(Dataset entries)
***
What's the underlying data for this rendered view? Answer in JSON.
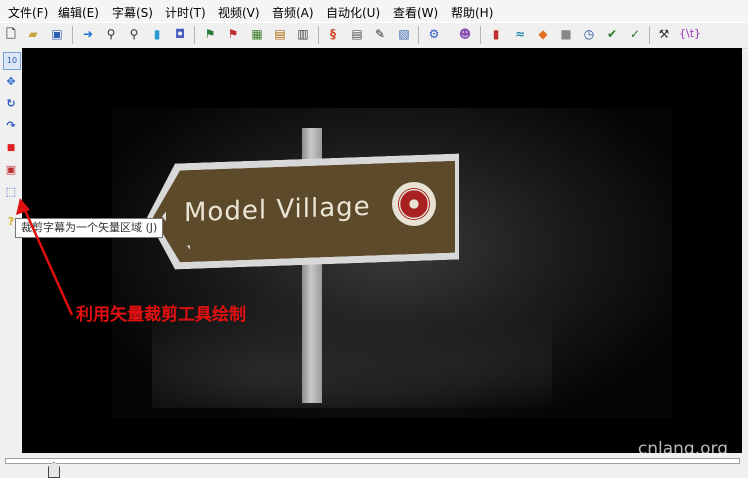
{
  "menu": [
    "文件(F)",
    "编辑(E)",
    "字幕(S)",
    "计时(T)",
    "视频(V)",
    "音频(A)",
    "自动化(U)",
    "查看(W)",
    "帮助(H)"
  ],
  "toolbar_icons": [
    "new-file-icon",
    "open-folder-icon",
    "save-icon",
    "jump-to-icon",
    "zoom-in-icon",
    "zoom-out-icon",
    "bottle-icon",
    "jar-icon",
    "flag-icon",
    "flag-red-icon",
    "grid-select-icon",
    "film-strip-icon",
    "film-grid-icon",
    "script-icon",
    "properties-icon",
    "pencil-icon",
    "styles-icon",
    "automation-icon",
    "avatar-icon",
    "audio-tool-icon",
    "splash-icon",
    "fish-icon",
    "stop-icon",
    "clock-icon",
    "spell-check-icon",
    "check-icon",
    "tools-icon",
    "karaoke-tag-icon"
  ],
  "toolbar_glyphs": {
    "karaoke_tag": "{\\t}"
  },
  "left_tools": [
    "standard-tool-icon",
    "drag-tool-icon",
    "rotate-z-icon",
    "rotate-xy-icon",
    "scale-icon",
    "rect-clip-icon",
    "vector-clip-icon",
    "help-icon"
  ],
  "left_tool_label_top": "10",
  "video": {
    "sign_text": "Model Village",
    "watermark": "cnlang.org"
  },
  "tooltip": "裁剪字幕为一个矢量区域 (J)",
  "annotation": "利用矢量裁剪工具绘制",
  "colors": {
    "annotation": "#e01010",
    "sign_bg": "#5c4a2a"
  }
}
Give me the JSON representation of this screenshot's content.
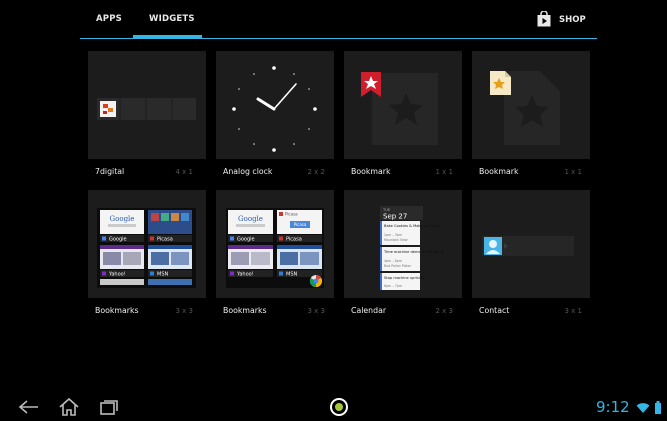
{
  "tabs": {
    "apps": "APPS",
    "widgets": "WIDGETS",
    "active": "WIDGETS"
  },
  "shop": {
    "label": "SHOP",
    "icon": "shopping-bag-icon"
  },
  "widgets": [
    {
      "name": "7digital",
      "size": "4 x 1"
    },
    {
      "name": "Analog clock",
      "size": "2 x 2"
    },
    {
      "name": "Bookmark",
      "size": "1 x 1"
    },
    {
      "name": "Bookmark",
      "size": "1 x 1"
    },
    {
      "name": "Bookmarks",
      "size": "3 x 3"
    },
    {
      "name": "Bookmarks",
      "size": "3 x 3"
    },
    {
      "name": "Calendar",
      "size": "2 x 3"
    },
    {
      "name": "Contact",
      "size": "3 x 1"
    }
  ],
  "previews": {
    "bookmarks_a": [
      "Google",
      "Picasa",
      "Yahoo!",
      "MSN"
    ],
    "bookmarks_b": [
      "Google",
      "Picasa",
      "Yahoo!",
      "MSN"
    ],
    "bookmarks_b_button": "Picasa",
    "calendar": {
      "day": "TUE",
      "date": "Sep 27",
      "events": [
        {
          "title": "Bake Cookies & Make Ice Cream",
          "time": "2pm – 3pm",
          "place": "Mountain View"
        },
        {
          "title": "Time machine demo for Bergenly",
          "time": "4pm – 6pm",
          "place": "Bud Pollan Pollan"
        },
        {
          "title": "Stop machine uprising",
          "time": "6pm – 7pm",
          "place": ""
        }
      ]
    }
  },
  "navbar": {
    "back": "back-arrow-icon",
    "home": "home-icon",
    "recents": "recent-apps-icon",
    "launcher": "all-apps-icon"
  },
  "status": {
    "time": "9:12",
    "wifi": "wifi-icon",
    "battery": "battery-icon"
  },
  "colors": {
    "accent": "#33b5e5",
    "tile": "#1c1c1c",
    "background": "#000000",
    "bookmark_red": "#d01f2c"
  }
}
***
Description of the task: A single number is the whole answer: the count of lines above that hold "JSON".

Solved exercise: 2